The dragons in Seraphina are numerous, and they have a human form known as saarantari. Dragons and humans in this world have formed a tenuous peace between each other. No longer trying to kill and destroy, but to learn and communicate. Harder than it sounds. The dragons here are not emotional creatures, like humans are, but rather they are scientific, rational and logical. Mostly. When they take human form they can experience emotions, but they are still dragon.
“I was eleven years old. Orma had been teaching me meditations for months. . . He thrust a mug of water under my nose. I grasped it shakily and drank. I wasn’t thirsty, but any trace of kindness …. was a thing to encourage.
‘Report, Seraphina,’ he said, straightening himself and pushing up his spectacles. His voice held neither warmth nor impatience.
I shifted on the hard floor. Providing me with a cushion would have required more empathy than a dragon – even in human form – could muster.”
A more traditional fantasy, but so unexpected, from the philosophical discussions, the strange inner world Seraphina keeps in her mind and the humanness of dragons, the dragoness of humans.
1. The Last Dragonslayer by Jasper Fforde
Ah yes, if you haven’t discovered Jasper Fforde then you have to try him. I cannot repeat this enough. His newest series is YA, although I could argue about that, but at least it has all the classic wackiness of Jasper Fforde novel. Instead of classical literature, or nurse tales or aliens – this time the world is all magic. Dragons. Quarkbeasts. Big magic. Little magic. I don’t know how this book doesn’t explode from all the humor and zaniness inside it.
Jennifer Strange is an orphan. There are plenty of orphans around since the Troll wars. Jennifer manages Kazam Mystical Arts, even though she is only fifteen, and as she explains, “Working with those versed in Mystical Arts was sometimes like trying to knit with wet spaghetti; just when you thought you’d gotten somewhere, it all came to pieces in your hands.”

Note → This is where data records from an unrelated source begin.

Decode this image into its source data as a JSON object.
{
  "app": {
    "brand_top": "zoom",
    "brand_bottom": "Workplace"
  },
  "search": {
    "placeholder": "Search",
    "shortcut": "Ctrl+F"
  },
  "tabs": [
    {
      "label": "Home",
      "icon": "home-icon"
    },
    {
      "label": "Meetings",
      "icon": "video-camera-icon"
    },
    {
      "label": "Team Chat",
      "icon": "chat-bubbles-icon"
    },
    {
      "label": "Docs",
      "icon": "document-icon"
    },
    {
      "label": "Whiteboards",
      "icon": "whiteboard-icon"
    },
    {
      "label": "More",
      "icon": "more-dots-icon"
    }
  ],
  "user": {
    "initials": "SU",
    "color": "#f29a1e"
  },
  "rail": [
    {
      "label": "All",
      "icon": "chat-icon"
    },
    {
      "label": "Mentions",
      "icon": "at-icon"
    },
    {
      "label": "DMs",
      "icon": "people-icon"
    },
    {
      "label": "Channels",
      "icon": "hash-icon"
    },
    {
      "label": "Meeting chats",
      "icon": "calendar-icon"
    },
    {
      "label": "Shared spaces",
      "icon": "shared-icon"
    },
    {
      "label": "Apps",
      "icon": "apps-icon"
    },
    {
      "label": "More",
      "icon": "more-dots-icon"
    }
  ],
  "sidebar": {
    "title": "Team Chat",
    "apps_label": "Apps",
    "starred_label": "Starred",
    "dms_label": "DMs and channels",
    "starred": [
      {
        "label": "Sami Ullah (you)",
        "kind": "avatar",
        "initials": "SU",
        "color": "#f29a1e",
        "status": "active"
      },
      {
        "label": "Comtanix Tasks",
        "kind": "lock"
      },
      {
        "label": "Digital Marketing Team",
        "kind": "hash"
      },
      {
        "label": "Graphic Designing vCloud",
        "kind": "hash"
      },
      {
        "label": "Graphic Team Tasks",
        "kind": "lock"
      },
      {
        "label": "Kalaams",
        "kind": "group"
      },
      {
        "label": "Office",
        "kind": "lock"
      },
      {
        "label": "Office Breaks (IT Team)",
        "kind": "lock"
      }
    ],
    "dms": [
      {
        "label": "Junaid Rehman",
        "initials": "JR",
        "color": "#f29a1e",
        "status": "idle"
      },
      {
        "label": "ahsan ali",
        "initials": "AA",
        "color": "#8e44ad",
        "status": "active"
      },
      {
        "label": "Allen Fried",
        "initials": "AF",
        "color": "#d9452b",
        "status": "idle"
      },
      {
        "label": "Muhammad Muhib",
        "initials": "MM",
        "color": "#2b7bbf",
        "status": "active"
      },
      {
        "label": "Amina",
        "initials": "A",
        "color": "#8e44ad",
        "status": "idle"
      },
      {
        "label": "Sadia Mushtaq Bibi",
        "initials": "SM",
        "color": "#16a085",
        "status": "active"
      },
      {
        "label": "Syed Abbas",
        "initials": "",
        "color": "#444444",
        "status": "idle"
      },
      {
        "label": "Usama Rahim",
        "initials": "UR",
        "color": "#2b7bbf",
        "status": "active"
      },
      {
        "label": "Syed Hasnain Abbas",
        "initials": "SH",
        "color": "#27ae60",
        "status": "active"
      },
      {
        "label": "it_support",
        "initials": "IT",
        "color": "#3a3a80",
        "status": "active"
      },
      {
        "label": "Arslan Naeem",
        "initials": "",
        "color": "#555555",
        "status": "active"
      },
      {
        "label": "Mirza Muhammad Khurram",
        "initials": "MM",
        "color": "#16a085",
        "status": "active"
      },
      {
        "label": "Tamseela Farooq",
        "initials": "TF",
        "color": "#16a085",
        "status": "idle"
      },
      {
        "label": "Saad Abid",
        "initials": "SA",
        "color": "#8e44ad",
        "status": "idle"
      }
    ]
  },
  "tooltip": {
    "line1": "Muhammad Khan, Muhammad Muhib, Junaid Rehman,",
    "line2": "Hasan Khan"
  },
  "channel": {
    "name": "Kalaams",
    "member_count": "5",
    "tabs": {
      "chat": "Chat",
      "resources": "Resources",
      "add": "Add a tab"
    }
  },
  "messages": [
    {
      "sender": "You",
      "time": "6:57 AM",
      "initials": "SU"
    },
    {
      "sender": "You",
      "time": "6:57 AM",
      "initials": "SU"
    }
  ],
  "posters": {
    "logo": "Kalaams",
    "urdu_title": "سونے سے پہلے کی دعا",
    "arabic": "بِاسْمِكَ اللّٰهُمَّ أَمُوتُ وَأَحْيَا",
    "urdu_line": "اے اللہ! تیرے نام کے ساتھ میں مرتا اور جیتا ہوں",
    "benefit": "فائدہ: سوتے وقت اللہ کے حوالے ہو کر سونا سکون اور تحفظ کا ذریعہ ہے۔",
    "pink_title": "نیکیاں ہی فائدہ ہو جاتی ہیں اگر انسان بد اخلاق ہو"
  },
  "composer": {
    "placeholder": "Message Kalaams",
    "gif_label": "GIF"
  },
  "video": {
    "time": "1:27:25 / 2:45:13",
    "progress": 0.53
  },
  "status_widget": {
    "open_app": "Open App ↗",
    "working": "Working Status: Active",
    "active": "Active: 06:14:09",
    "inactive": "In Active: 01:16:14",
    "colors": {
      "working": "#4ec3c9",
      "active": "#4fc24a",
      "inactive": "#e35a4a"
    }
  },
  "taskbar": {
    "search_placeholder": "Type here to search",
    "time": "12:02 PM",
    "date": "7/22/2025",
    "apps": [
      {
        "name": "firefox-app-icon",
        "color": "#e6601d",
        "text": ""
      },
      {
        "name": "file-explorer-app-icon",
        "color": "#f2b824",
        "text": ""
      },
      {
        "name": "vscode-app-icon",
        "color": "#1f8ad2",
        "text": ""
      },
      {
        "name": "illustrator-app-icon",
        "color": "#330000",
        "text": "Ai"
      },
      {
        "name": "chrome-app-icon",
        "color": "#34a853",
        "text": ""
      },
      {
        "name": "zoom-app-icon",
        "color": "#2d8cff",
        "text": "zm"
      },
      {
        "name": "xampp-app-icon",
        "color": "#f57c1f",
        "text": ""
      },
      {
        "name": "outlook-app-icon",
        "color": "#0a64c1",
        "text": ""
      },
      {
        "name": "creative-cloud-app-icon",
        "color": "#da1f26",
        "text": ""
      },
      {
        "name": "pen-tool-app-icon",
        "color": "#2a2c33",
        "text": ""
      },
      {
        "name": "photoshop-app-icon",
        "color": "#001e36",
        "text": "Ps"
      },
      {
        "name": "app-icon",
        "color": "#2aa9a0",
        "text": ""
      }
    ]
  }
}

There is only one dragon in this book and one dragonslayer. One dragon left in all the world, and the dragonlands are a highly valued property. Until the dragon dies no one can get their hands on it. Also, magic is dying out in the world. Jennifer’s boss the great Zambini has disappeared and it’s up to Jennifer to sort things out. Don’t worry. Even if she can’t use magic, she has a quarkbeast and the magicians at Kazam may be unusual and mostly old retirees, and, even if things get crazy, it will always be entertaining.
Currently Reading: The gaslight effect: how to spot and survive the hidden manipulations other people use to control your life by Dr Robin Stern
Current distraction: Playing Xenoblade Chronicles X